Work required:
Each line below must be printed again exactly.

[Raw data — start]

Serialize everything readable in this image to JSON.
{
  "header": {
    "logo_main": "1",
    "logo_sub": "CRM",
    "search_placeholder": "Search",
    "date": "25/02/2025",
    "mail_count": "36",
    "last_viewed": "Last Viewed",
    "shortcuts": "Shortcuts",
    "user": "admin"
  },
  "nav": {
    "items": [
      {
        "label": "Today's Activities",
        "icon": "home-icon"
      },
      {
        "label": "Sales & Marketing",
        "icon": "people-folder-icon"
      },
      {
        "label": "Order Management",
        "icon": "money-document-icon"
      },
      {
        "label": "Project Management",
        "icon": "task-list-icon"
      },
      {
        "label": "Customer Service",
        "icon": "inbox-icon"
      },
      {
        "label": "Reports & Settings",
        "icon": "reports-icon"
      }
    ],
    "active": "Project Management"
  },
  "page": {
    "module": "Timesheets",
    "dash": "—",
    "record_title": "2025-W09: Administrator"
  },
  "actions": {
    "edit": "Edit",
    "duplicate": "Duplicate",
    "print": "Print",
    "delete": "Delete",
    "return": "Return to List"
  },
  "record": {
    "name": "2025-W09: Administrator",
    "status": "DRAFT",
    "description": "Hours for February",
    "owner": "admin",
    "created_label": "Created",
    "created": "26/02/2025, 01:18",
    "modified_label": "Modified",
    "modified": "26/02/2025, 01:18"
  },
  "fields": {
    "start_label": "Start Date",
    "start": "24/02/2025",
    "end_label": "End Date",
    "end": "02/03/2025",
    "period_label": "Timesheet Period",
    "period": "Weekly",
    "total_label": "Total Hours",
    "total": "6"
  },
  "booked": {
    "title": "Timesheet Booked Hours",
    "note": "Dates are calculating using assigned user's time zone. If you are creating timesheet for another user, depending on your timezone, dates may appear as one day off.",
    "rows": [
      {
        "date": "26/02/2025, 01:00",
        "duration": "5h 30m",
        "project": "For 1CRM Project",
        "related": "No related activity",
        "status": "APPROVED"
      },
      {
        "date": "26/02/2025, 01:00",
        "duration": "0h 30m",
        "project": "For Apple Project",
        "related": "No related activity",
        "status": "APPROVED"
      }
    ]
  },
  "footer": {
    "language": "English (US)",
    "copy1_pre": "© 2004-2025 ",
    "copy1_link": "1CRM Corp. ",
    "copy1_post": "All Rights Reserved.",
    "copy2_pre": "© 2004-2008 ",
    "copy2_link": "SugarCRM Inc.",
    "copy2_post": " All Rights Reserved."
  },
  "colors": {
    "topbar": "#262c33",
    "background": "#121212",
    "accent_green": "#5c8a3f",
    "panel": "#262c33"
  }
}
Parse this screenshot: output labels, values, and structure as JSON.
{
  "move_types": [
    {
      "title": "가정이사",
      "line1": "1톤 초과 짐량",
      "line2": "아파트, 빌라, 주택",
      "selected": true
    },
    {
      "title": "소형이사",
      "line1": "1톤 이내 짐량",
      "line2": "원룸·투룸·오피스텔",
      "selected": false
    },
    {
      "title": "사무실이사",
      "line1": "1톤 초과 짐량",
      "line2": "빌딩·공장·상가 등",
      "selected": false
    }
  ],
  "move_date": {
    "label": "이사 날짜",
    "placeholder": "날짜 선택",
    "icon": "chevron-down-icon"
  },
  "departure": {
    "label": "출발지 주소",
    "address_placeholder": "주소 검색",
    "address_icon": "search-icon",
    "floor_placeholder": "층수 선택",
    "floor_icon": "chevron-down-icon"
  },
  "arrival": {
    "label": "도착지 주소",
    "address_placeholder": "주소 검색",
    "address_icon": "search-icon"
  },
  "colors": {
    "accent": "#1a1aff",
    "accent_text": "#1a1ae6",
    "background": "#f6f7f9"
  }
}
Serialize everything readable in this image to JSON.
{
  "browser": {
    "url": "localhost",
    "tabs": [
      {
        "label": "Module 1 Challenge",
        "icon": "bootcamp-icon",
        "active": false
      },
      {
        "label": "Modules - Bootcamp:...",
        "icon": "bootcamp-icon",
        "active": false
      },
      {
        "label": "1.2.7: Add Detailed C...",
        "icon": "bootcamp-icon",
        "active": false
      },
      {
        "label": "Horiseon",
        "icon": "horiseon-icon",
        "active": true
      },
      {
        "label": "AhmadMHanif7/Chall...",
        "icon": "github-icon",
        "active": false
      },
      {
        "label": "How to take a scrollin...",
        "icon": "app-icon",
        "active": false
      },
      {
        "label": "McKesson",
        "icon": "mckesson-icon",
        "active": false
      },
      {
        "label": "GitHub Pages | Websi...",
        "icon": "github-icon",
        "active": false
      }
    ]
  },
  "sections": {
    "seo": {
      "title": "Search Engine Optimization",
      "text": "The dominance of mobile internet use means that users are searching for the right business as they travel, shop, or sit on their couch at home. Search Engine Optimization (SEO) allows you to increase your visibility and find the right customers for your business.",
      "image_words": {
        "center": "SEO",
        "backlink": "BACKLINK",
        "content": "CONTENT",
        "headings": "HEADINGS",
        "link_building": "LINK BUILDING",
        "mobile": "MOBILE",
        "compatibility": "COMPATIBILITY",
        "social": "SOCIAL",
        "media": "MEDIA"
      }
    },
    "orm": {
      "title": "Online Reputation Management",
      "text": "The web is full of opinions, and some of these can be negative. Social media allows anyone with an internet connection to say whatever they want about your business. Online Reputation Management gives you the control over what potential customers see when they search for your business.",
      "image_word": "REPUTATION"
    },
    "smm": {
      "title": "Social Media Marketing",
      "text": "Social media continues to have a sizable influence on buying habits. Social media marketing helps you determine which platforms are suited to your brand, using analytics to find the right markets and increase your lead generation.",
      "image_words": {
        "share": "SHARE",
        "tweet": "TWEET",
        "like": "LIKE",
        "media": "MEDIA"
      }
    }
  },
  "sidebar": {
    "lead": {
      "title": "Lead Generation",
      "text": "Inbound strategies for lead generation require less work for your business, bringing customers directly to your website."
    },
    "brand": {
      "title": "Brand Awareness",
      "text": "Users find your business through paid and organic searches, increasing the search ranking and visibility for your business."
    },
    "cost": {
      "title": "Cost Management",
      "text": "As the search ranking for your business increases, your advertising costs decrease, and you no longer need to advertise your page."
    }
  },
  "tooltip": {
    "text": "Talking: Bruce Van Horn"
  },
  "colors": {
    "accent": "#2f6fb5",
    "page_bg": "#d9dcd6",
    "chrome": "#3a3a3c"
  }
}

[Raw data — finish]

Output below:
Serialize everything readable in this image to JSON.
{
  "header": {
    "logo_main": "1",
    "logo_sub": "CRM",
    "search_placeholder": "Search",
    "date": "25/02/2025",
    "mail_count": "36",
    "last_viewed": "Last Viewed",
    "shortcuts": "Shortcuts",
    "user": "admin"
  },
  "nav": {
    "items": [
      {
        "label": "Today's Activities",
        "icon": "home-icon"
      },
      {
        "label": "Sales & Marketing",
        "icon": "people-folder-icon"
      },
      {
        "label": "Order Management",
        "icon": "money-document-icon"
      },
      {
        "label": "Project Management",
        "icon": "task-list-icon"
      },
      {
        "label": "Customer Service",
        "icon": "inbox-icon"
      },
      {
        "label": "Reports & Settings",
        "icon": "reports-icon"
      }
    ],
    "active": "Project Management"
  },
  "page": {
    "module": "Timesheets",
    "dash": "—",
    "record_title": "2025-W09: Administrator"
  },
  "actions": {
    "edit": "Edit",
    "duplicate": "Duplicate",
    "print": "Print",
    "delete": "Delete",
    "return": "Return to List"
  },
  "record": {
    "name": "2025-W09: Administrator",
    "status": "DRAFT",
    "description": "Hours for February",
    "owner": "admin",
    "created_label": "Created",
    "created": "26/02/2025, 01:18",
    "modified_label": "Modified",
    "modified": "26/02/2025, 01:18"
  },
  "fields": {
    "start_label": "Start Date",
    "start": "24/02/2025",
    "end_label": "End Date",
    "end": "02/03/2025",
    "period_label": "Timesheet Period",
    "period": "Weekly",
    "total_label": "Total Hours",
    "total": "6"
  },
  "booked": {
    "title": "Timesheet Booked Hours",
    "note": "Dates are calculating using assigned user's time zone. If you are creating timesheet for another user, depending on your timezone, dates may appear as one day off.",
    "rows": [
      {
        "date": "26/02/2025, 01:00",
        "duration": "5h 30m",
        "project": "For 1CRM Project",
        "related": "No related activity",
        "status": "APPROVED"
      },
      {
        "date": "26/02/2025, 01:00",
        "duration": "0h 30m",
        "project": "For Apple Project",
        "related": "No related activity",
        "status": "APPROVED"
      }
    ]
  },
  "footer": {
    "language": "English (US)",
    "copy1_pre": "© 2004-2025 ",
    "copy1_link": "1CRM Corp. ",
    "copy1_post": "All Rights Reserved.",
    "copy2_pre": "© 2004-2008 ",
    "copy2_link": "SugarCRM Inc.",
    "copy2_post": " All Rights Reserved."
  },
  "colors": {
    "topbar": "#262c33",
    "background": "#121212",
    "accent_green": "#5c8a3f",
    "panel": "#262c33"
  }
}
Parse this screenshot: output labels, values, and structure as JSON.
{
  "move_types": [
    {
      "title": "가정이사",
      "line1": "1톤 초과 짐량",
      "line2": "아파트, 빌라, 주택",
      "selected": true
    },
    {
      "title": "소형이사",
      "line1": "1톤 이내 짐량",
      "line2": "원룸·투룸·오피스텔",
      "selected": false
    },
    {
      "title": "사무실이사",
      "line1": "1톤 초과 짐량",
      "line2": "빌딩·공장·상가 등",
      "selected": false
    }
  ],
  "move_date": {
    "label": "이사 날짜",
    "placeholder": "날짜 선택",
    "icon": "chevron-down-icon"
  },
  "departure": {
    "label": "출발지 주소",
    "address_placeholder": "주소 검색",
    "address_icon": "search-icon",
    "floor_placeholder": "층수 선택",
    "floor_icon": "chevron-down-icon"
  },
  "arrival": {
    "label": "도착지 주소",
    "address_placeholder": "주소 검색",
    "address_icon": "search-icon"
  },
  "colors": {
    "accent": "#1a1aff",
    "accent_text": "#1a1ae6",
    "background": "#f6f7f9"
  }
}
Serialize everything readable in this image to JSON.
{
  "browser": {
    "url": "localhost",
    "tabs": [
      {
        "label": "Module 1 Challenge",
        "icon": "bootcamp-icon",
        "active": false
      },
      {
        "label": "Modules - Bootcamp:...",
        "icon": "bootcamp-icon",
        "active": false
      },
      {
        "label": "1.2.7: Add Detailed C...",
        "icon": "bootcamp-icon",
        "active": false
      },
      {
        "label": "Horiseon",
        "icon": "horiseon-icon",
        "active": true
      },
      {
        "label": "AhmadMHanif7/Chall...",
        "icon": "github-icon",
        "active": false
      },
      {
        "label": "How to take a scrollin...",
        "icon": "app-icon",
        "active": false
      },
      {
        "label": "McKesson",
        "icon": "mckesson-icon",
        "active": false
      },
      {
        "label": "GitHub Pages | Websi...",
        "icon": "github-icon",
        "active": false
      }
    ]
  },
  "sections": {
    "seo": {
      "title": "Search Engine Optimization",
      "text": "The dominance of mobile internet use means that users are searching for the right business as they travel, shop, or sit on their couch at home. Search Engine Optimization (SEO) allows you to increase your visibility and find the right customers for your business.",
      "image_words": {
        "center": "SEO",
        "backlink": "BACKLINK",
        "content": "CONTENT",
        "headings": "HEADINGS",
        "link_building": "LINK BUILDING",
        "mobile": "MOBILE",
        "compatibility": "COMPATIBILITY",
        "social": "SOCIAL",
        "media": "MEDIA"
      }
    },
    "orm": {
      "title": "Online Reputation Management",
      "text": "The web is full of opinions, and some of these can be negative. Social media allows anyone with an internet connection to say whatever they want about your business. Online Reputation Management gives you the control over what potential customers see when they search for your business.",
      "image_word": "REPUTATION"
    },
    "smm": {
      "title": "Social Media Marketing",
      "text": "Social media continues to have a sizable influence on buying habits. Social media marketing helps you determine which platforms are suited to your brand, using analytics to find the right markets and increase your lead generation.",
      "image_words": {
        "share": "SHARE",
        "tweet": "TWEET",
        "like": "LIKE",
        "media": "MEDIA"
      }
    }
  },
  "sidebar": {
    "lead": {
      "title": "Lead Generation",
      "text": "Inbound strategies for lead generation require less work for your business, bringing customers directly to your website."
    },
    "brand": {
      "title": "Brand Awareness",
      "text": "Users find your business through paid and organic searches, increasing the search ranking and visibility for your business."
    },
    "cost": {
      "title": "Cost Management",
      "text": "As the search ranking for your business increases, your advertising costs decrease, and you no longer need to advertise your page."
    }
  },
  "tooltip": {
    "text": "Talking: Bruce Van Horn"
  },
  "colors": {
    "accent": "#2f6fb5",
    "page_bg": "#d9dcd6",
    "chrome": "#3a3a3c"
  }
}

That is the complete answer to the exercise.